Vaughan & Chiang's "Paper Girls" Builds a Familiar Yet Disconcerting World
Creators | A U.K. researcher argues that Marie Duval was the real creative force behind the wildly popular 19th-century British comic Ally Sloper, which is largely credited to her husband Charles Ross. Duval, the pen name of French cartoonist Emilie de Tessier, drew the character at the height of his popularity in the 1860s and ’70s, but historian David Kunzle now questions what role Ross actually played in his creation. [The Guardian]
Commentary | Chase Magnett pushes back on Chris Suellentrop’s statement, made in a column about GamerGate, that comics are “a medium that has never outgrown its reputation for power fantasies and is only very occasionally marked by transcendent work (Maus, or the books of Chris Ware) that demands that the rest of the culture pay attention to it.” [Comicbook.com]

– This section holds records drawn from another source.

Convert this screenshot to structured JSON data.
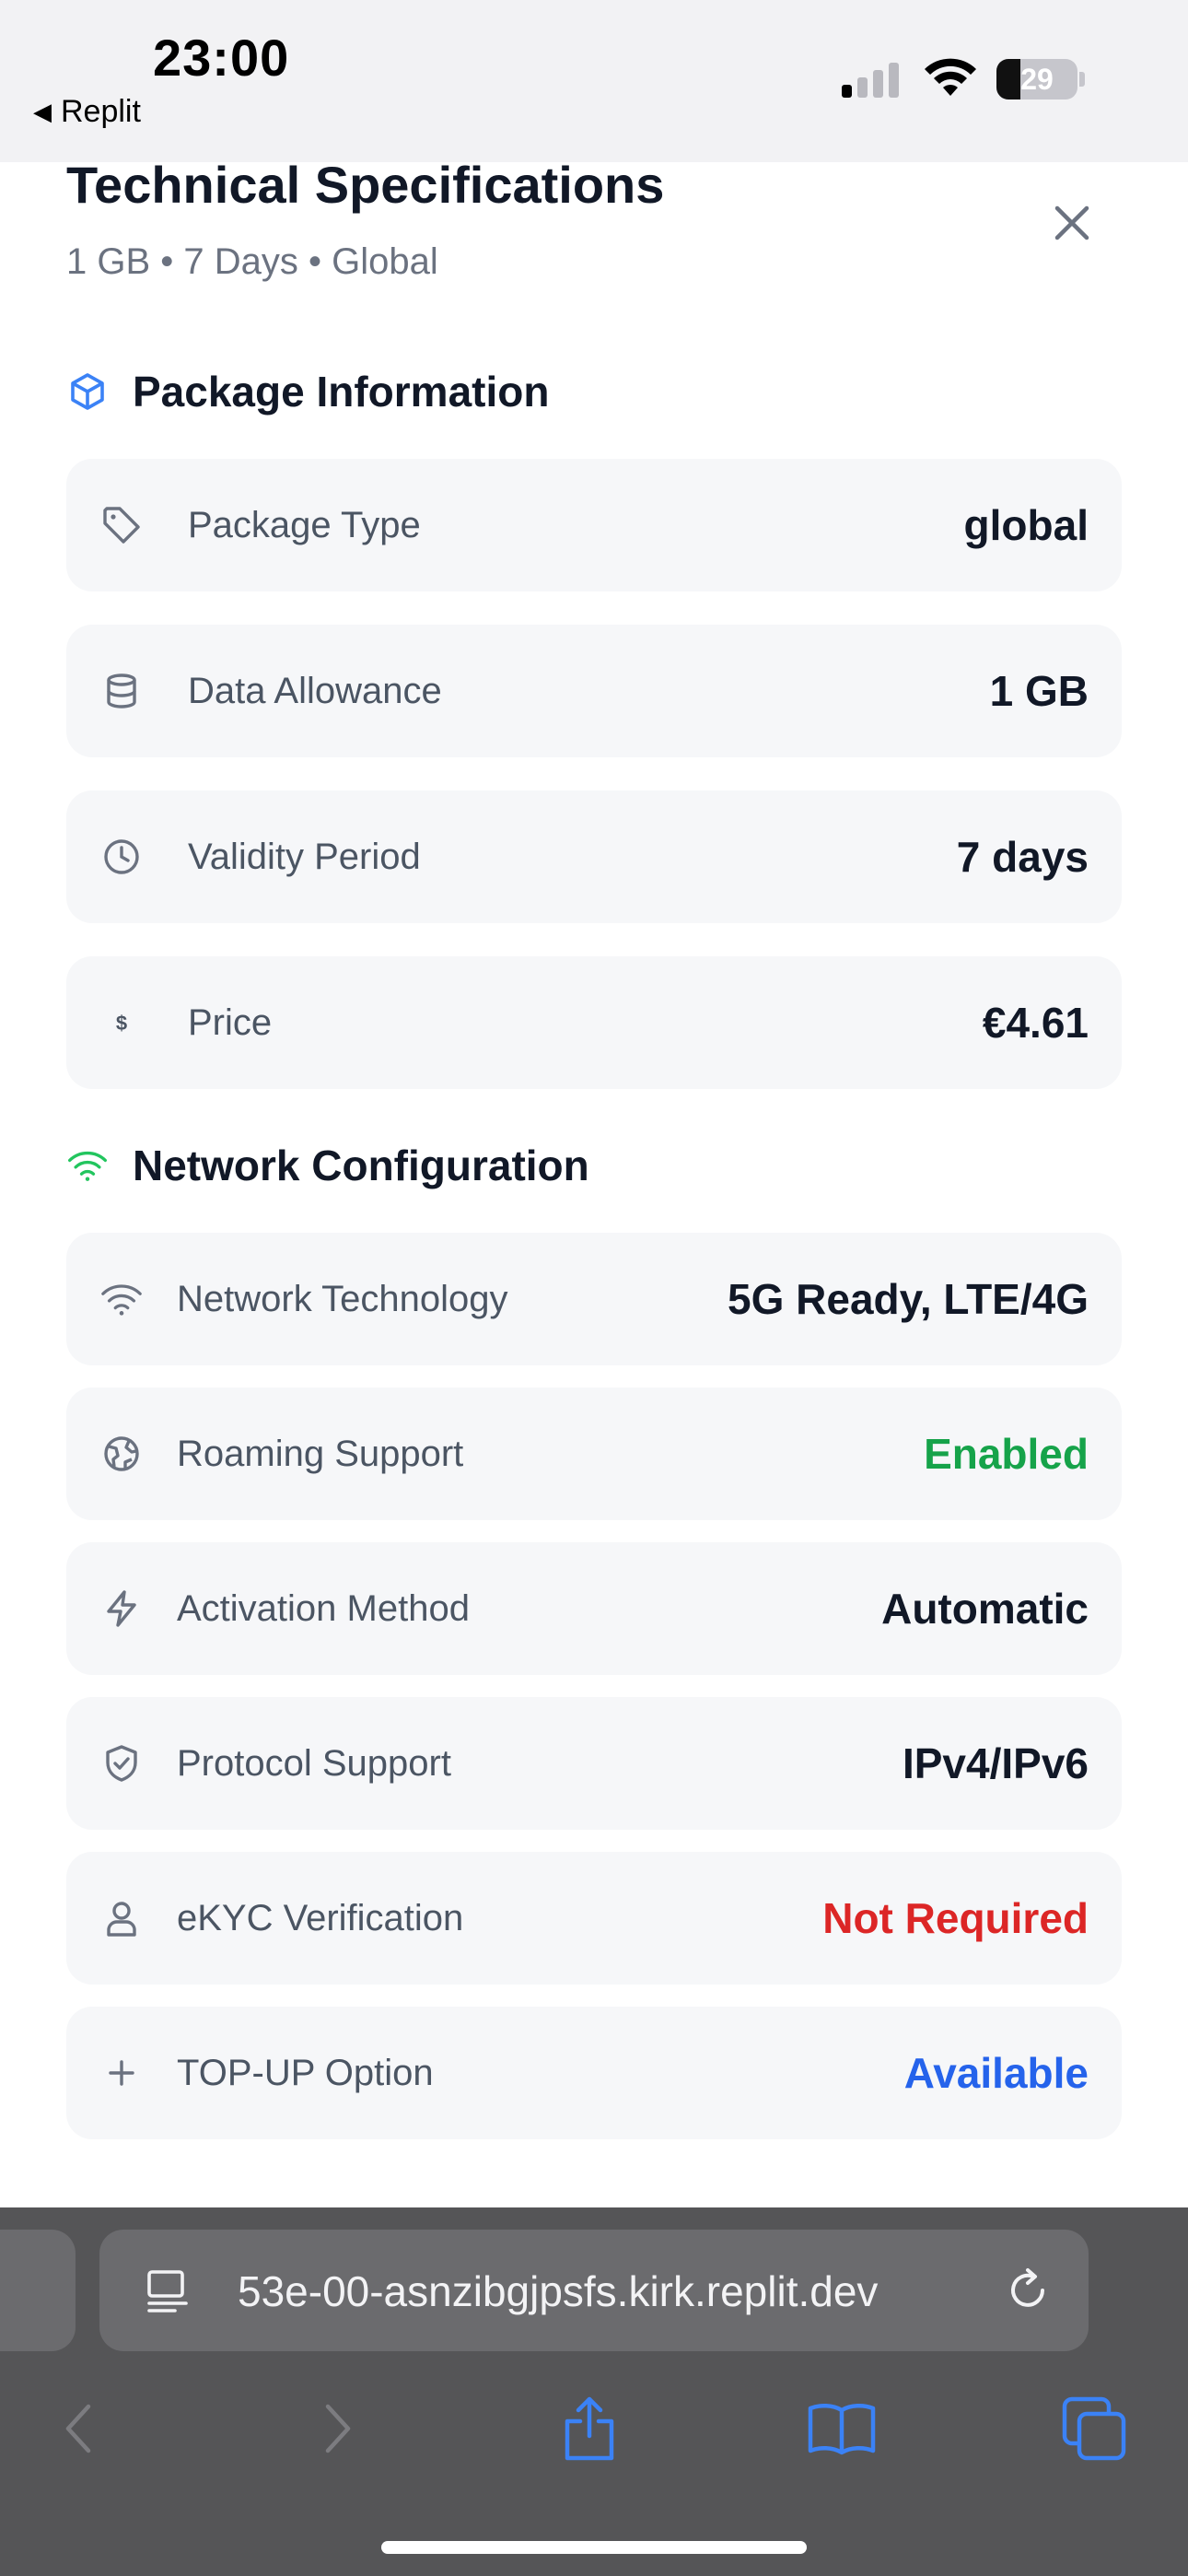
{
  "status_bar": {
    "time": "23:00",
    "back_app": "Replit",
    "battery": "29",
    "battery_level": 0.29
  },
  "header": {
    "title": "Technical Specifications",
    "subtitle": "1 GB • 7 Days • Global"
  },
  "package_section": {
    "title": "Package Information",
    "rows": [
      {
        "label": "Package Type",
        "value": "global",
        "icon": "tag-icon"
      },
      {
        "label": "Data Allowance",
        "value": "1 GB",
        "icon": "database-icon"
      },
      {
        "label": "Validity Period",
        "value": "7 days",
        "icon": "clock-icon"
      },
      {
        "label": "Price",
        "value": "€4.61",
        "icon": "dollar-icon"
      }
    ]
  },
  "network_section": {
    "title": "Network Configuration",
    "rows": [
      {
        "label": "Network Technology",
        "value": "5G Ready, LTE/4G",
        "icon": "wifi-icon"
      },
      {
        "label": "Roaming Support",
        "value": "Enabled",
        "icon": "globe-icon"
      },
      {
        "label": "Activation Method",
        "value": "Automatic",
        "icon": "bolt-icon"
      },
      {
        "label": "Protocol Support",
        "value": "IPv4/IPv6",
        "icon": "shield-check-icon"
      },
      {
        "label": "eKYC Verification",
        "value": "Not Required",
        "icon": "user-icon"
      },
      {
        "label": "TOP-UP Option",
        "value": "Available",
        "icon": "plus-icon"
      }
    ]
  },
  "browser": {
    "url": "53e-00-asnzibgjpsfs.kirk.replit.dev"
  },
  "colors": {
    "accent_blue": "#2563eb",
    "status_green": "#16a34a",
    "status_red": "#dc2626",
    "row_bg": "#f6f7f9"
  }
}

Somehow it just seems all the more horrifying once you add motion, doesn’t it? (via)
This John Kerschbaum interview is long overdue. After I interviewed John Arcudi back in January 2009, he suggested I interview John Kerschbaum. In fact, he mentioned Kerschbaum in the course of our interview: “Petey and Pussy creator John Kerschbaum is the best cartoonist working in funnybooks right now. And he’s not working nearly enough.” My apologies to Kerschbaum for the time it took to make this interview happen (he agreed to it back in late January, but I was unable to get questions to him until May), so I am really glad to run this finally. Kerschbaum, who was a 2008 Eisner nominee in the Best Humor Publication category for Petey and Pussy, was kind enough to discuss this most recent Fantagraphics book as well as the work he has self-published through his own Fontanelle Press. Enjoy.
Tim O’Shea: Looking at your work to date, is there any line of comedy that you are afraid to cross?

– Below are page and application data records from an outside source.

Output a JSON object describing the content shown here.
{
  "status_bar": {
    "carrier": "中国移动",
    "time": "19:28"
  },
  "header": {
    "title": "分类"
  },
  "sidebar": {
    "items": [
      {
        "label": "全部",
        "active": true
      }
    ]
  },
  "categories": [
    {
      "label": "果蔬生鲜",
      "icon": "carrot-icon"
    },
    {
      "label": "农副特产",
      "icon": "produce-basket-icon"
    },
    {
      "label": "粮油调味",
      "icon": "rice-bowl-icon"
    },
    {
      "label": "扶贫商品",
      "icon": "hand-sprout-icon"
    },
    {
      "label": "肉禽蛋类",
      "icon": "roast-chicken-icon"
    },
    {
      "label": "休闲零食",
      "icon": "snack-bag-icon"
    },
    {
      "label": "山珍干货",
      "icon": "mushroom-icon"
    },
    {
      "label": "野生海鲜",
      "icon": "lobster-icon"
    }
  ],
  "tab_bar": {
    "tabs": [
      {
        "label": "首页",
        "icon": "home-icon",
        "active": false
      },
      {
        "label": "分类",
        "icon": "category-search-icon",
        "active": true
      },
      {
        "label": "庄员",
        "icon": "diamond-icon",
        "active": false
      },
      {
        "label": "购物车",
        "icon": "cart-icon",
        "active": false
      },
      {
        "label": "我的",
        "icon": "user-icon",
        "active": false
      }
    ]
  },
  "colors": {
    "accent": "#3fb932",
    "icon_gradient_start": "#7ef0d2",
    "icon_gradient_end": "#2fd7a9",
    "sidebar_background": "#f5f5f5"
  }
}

John Kerschbaum: I don’t know if I’m motivated by fear, per se, but I tend to shy away from specifically offending people. That is, I avoid ethnic, political or religious humor, that type of stuff. I like to think I’m more of an equal-opportunity offender.

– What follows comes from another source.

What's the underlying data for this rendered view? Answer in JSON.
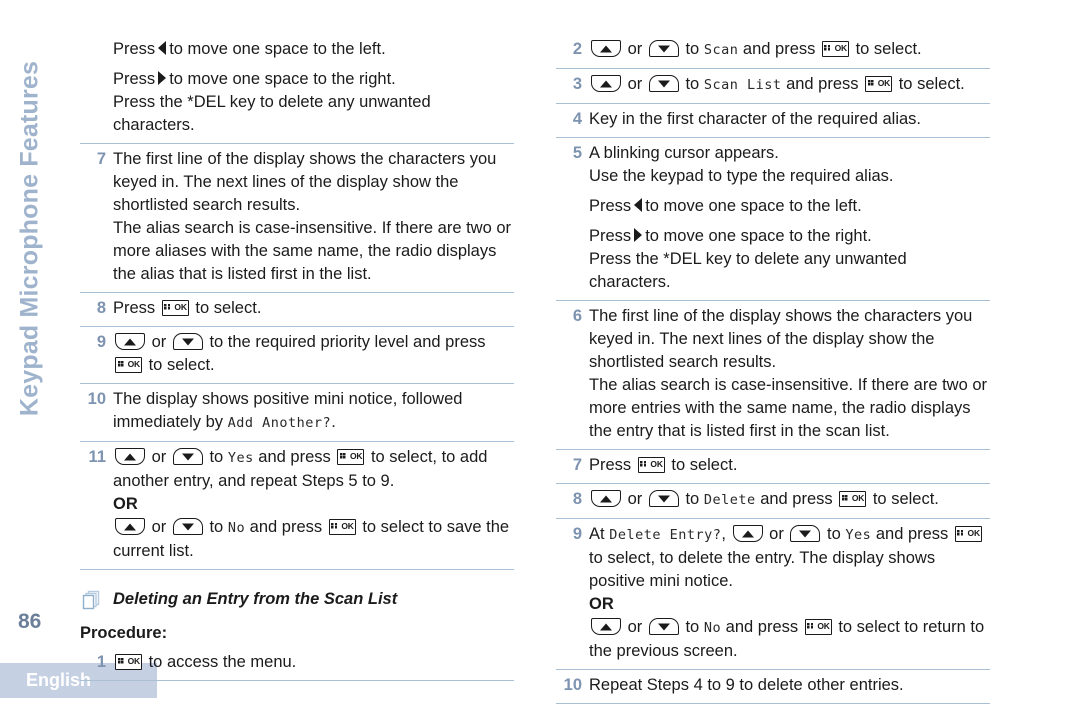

But that’s not to say I think any of those topics are taboo. There are talented cartoonists, humorists and comedians that mine those territories for humor whose work I really enjoy. It’s all about the context in which it’s being done and the abilities of the cartoonist doing it. Just because something CAN be funny doesn’t mean is always IS. There’s a time and place for everything.